Work instructions:
Using the data below, return every line that holds the word "гребнем".

BEGIN

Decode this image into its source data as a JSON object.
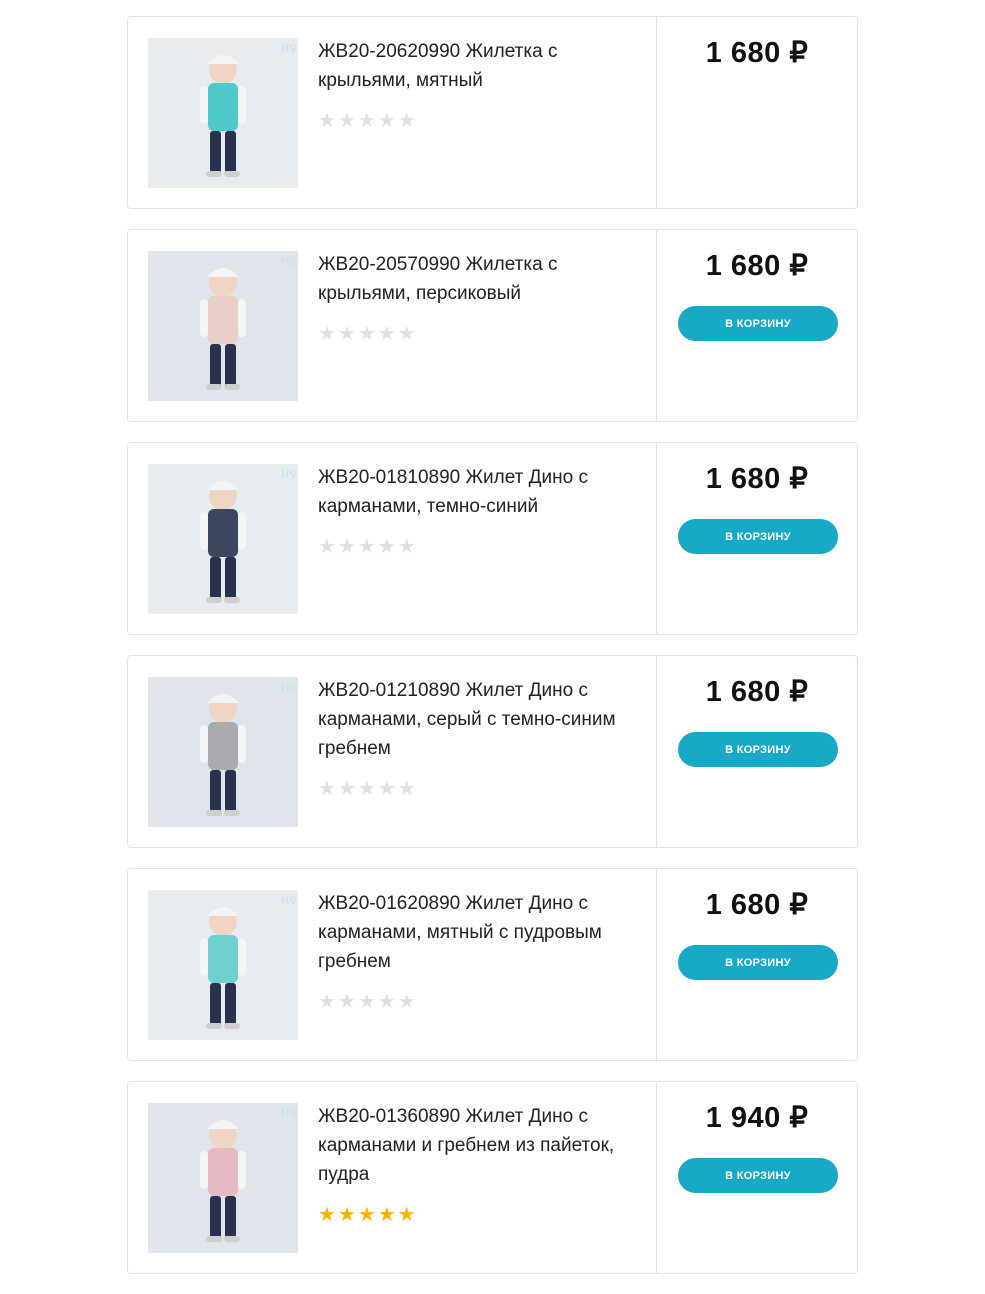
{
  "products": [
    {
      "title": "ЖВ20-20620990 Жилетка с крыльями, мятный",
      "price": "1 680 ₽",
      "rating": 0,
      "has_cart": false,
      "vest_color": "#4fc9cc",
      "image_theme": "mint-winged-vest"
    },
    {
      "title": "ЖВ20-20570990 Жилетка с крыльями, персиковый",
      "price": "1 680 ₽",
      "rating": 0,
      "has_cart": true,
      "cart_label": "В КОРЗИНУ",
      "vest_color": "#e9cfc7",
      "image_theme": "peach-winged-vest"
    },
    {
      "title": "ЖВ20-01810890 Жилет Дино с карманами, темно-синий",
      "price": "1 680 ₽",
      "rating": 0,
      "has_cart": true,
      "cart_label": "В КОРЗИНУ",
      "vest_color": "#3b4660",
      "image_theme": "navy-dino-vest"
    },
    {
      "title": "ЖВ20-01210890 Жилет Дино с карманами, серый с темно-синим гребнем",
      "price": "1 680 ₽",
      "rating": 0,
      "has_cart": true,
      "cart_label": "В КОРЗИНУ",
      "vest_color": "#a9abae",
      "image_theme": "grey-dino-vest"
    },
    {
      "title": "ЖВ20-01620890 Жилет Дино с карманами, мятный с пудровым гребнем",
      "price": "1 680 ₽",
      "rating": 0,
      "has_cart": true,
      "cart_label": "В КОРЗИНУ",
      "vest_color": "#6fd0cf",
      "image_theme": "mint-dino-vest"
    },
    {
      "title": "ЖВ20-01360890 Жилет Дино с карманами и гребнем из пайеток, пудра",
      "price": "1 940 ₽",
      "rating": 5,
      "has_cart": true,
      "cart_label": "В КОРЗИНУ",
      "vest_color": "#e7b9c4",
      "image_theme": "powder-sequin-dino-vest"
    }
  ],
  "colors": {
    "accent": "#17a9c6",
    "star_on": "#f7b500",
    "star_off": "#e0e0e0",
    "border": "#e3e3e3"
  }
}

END

Reply:
      "title": "ЖВ20-01210890 Жилет Дино с карманами, серый с темно-синим гребнем",
      "title": "ЖВ20-01620890 Жилет Дино с карманами, мятный с пудровым гребнем",
      "title": "ЖВ20-01360890 Жилет Дино с карманами и гребнем из пайеток, пудра",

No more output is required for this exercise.